__Task instructions__. Search the records for the word "JSON". Copy every line where it appears.

(Stored items from a collection)
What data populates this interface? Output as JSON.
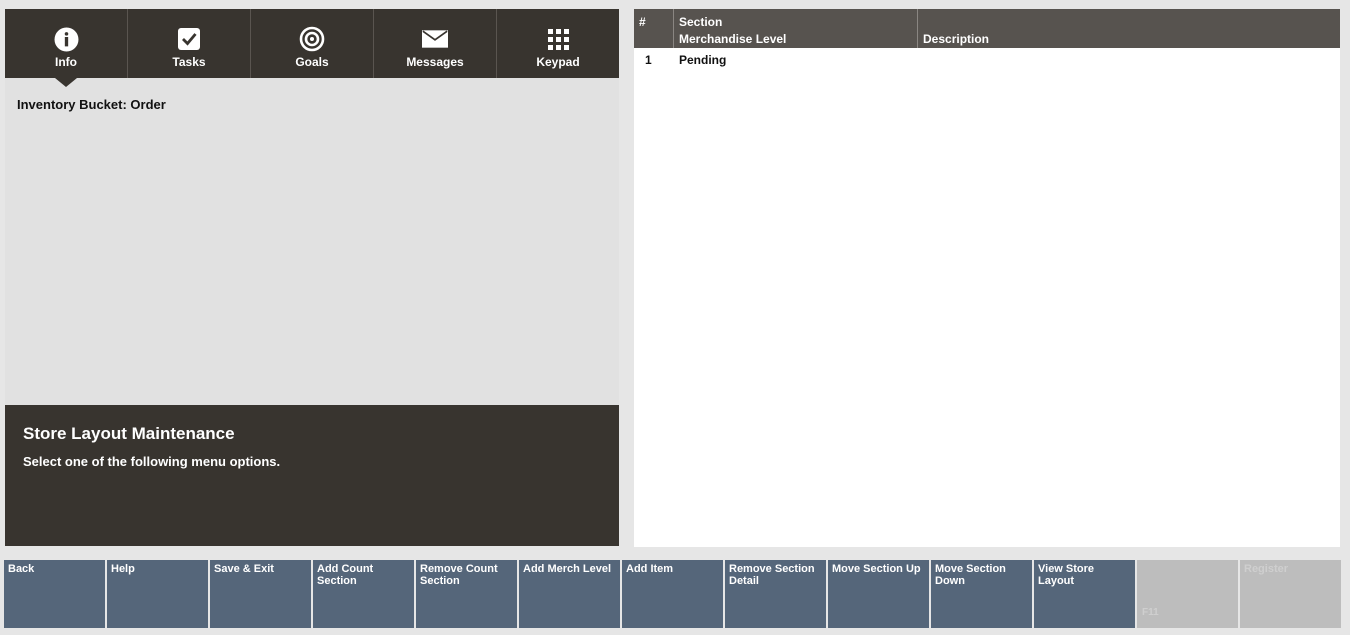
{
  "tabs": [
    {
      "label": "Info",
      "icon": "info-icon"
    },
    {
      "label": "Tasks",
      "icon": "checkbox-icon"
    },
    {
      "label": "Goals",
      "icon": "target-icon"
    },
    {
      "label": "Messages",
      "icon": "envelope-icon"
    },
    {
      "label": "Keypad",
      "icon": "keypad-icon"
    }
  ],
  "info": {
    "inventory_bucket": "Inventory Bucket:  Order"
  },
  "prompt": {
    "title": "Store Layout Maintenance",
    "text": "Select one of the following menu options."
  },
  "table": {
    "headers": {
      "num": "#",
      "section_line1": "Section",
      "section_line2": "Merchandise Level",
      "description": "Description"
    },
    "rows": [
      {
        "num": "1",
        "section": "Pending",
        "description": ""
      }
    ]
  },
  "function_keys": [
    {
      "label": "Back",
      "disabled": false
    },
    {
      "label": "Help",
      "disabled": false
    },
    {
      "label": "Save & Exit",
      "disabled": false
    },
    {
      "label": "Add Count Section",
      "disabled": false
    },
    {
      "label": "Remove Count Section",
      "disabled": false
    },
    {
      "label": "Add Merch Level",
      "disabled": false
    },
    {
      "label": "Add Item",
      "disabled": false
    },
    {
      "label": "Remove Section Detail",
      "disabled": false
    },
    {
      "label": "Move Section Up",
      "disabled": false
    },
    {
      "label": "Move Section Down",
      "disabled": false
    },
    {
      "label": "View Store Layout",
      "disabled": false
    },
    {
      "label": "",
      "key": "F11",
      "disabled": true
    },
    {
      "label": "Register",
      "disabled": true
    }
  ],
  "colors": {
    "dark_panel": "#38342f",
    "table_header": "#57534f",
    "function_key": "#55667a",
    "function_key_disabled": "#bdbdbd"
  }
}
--
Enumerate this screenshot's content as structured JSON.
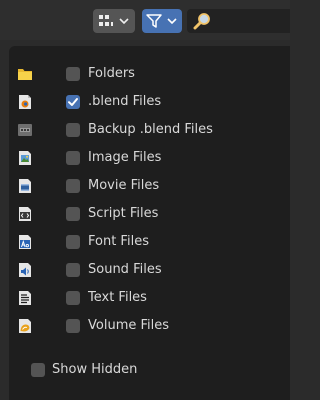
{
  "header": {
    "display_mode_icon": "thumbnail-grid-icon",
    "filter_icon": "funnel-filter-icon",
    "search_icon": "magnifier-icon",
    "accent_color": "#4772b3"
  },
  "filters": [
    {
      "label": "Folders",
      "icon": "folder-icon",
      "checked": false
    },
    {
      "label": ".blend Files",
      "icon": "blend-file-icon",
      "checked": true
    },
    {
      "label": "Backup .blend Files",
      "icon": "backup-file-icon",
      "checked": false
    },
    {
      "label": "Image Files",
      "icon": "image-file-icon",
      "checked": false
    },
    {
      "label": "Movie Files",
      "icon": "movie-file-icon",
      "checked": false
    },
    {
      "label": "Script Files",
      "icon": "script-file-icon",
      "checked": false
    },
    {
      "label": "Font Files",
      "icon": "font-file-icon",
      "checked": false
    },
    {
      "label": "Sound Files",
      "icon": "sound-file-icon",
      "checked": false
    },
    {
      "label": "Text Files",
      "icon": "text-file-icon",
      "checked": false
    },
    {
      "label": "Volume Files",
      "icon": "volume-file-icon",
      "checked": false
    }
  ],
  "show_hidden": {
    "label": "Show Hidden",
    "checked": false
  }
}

__Solution to the exercise__.
What data populates this interface? Output as JSON.
Enumerate this screenshot's content as structured JSON.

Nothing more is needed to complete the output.